We will at some point need to talk about the old mayonnaise in new bottle that is "ecomodernism." For today, a pie chart from the IEA that illustrates what is happening in the world while we are distracted by nonsense:
Now, for the first time, a major California metropolis is on the verge of turning the Pacific Ocean into an everyday source of drinking water. A $1 billion desalination plant to supply booming San Diego County is under construction here and due to open as early as November, providing a major test of whether California cities will be able to resort to the ocean to solve their water woes.This is part of a larger trend:
This trend shouldn't be viewed in isolation, but rather as part of a broad suite of high-tech, high-capital, energy intensive solutions -- or "solutions" -- to environmental problems created or (more often) intensified by population growth and climate change.Across the Sun Belt, a technology once dismissed as too expensive and harmful to the environment is getting a second look. Texas, facing persistent dry conditions and a population influx, may build several ocean desalination plants. Florida has one operating already and may be forced to build others as a rising sea invades the state’s freshwater supplies.In California, small ocean desalination plants are up and running in a handful of towns. Plans are far along for a large plant in Huntington Beach that would supply water to populous Orange County. A mothballed plant in Santa Barbara may soon be reactivated. And more than a dozen communities along the California coast are studying the issue.
Brown's seven-page executive order, issued Wednesday, outlined the first statewide mandatory water use restrictions in California's history.
Among them: He ordered a 25% reduction in urban use statewide compared to 2013 levels. The directive also bans the use of drinking water to irrigate median strips in public roads, initiates the removal of 1,150 football fields worth of grass to be replaced with drought-tolerant plants; and orders golf courses, campuses and cemeteries to significantly cut their water consumption.
Agricultural mandates were fewer and milder. Irrigation districts were directed to develop drought management plans that include supply and demand data. Agencies in basins where groundwater has been overpumped must immediately monitor groundwater levels.
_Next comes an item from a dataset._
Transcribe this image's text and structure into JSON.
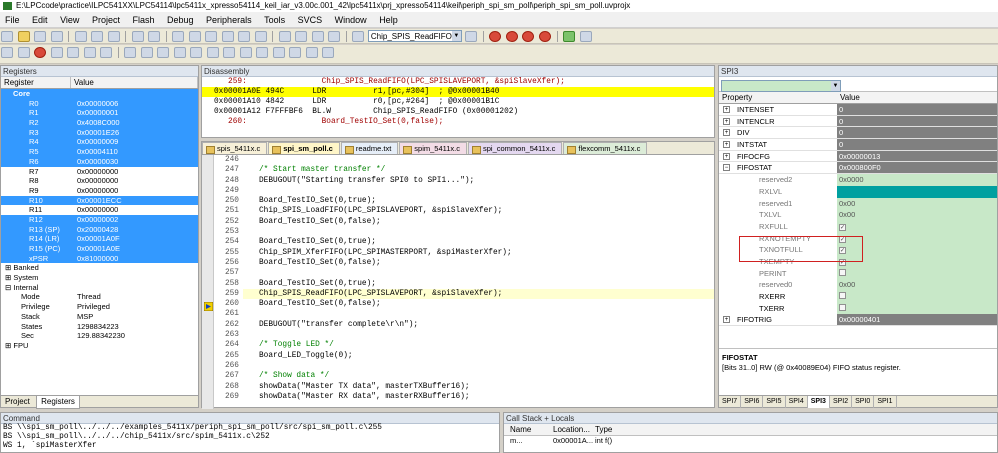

A trace gas in our atmosphere being blamed for as we all know here, everything bad. Somehow my civilian intellect is screaming WTF? That on the surface does not make any sense to me.The denier has a high regard for his own intuition, which he confuses with rational thought. They form a false idea of the subject which emerges from their lack of understanding of the physical world and is animated by paranoia. The reminder of their process of deduction will involve seeking out confirmatory evidence and ideas and shunning other facts and arguments as the pleas of the condemned.
I have complained before to the CAGW Alarmists, I want them to explain exactlyLike a particularly obnoxious child, the denier firmly believes that other people owe him "exact" answers to any question he might be able to formulate, and that a free education is his right. Meanwhile, with ignorance his holy shield, he will beat off any effort to actually help him bring his thoughts in line with reality.
When I read these reports and NOAA comes out saying warmest winter ever, I get crazy.Your words, man. Your words.
A recent trainload of sulfur took some 27 hours to pass through Chicago — an average speed of 1.13 miles per hour, or about a quarter the pace of many electric wheelchairs.Obviously the comparably slow speed of rail transport, due to congestion, is one of the reasons the rail system, passenger and freight, have continued to lose market share to the roads. The solution is simple: double the tracks. Most railroads in America are single-track, meaning there's no passing lane. Every mechanical problem, every delay ripples back through the rest of the system. With doubled lines everywhere a slowed or stopped train can simply be bypassed.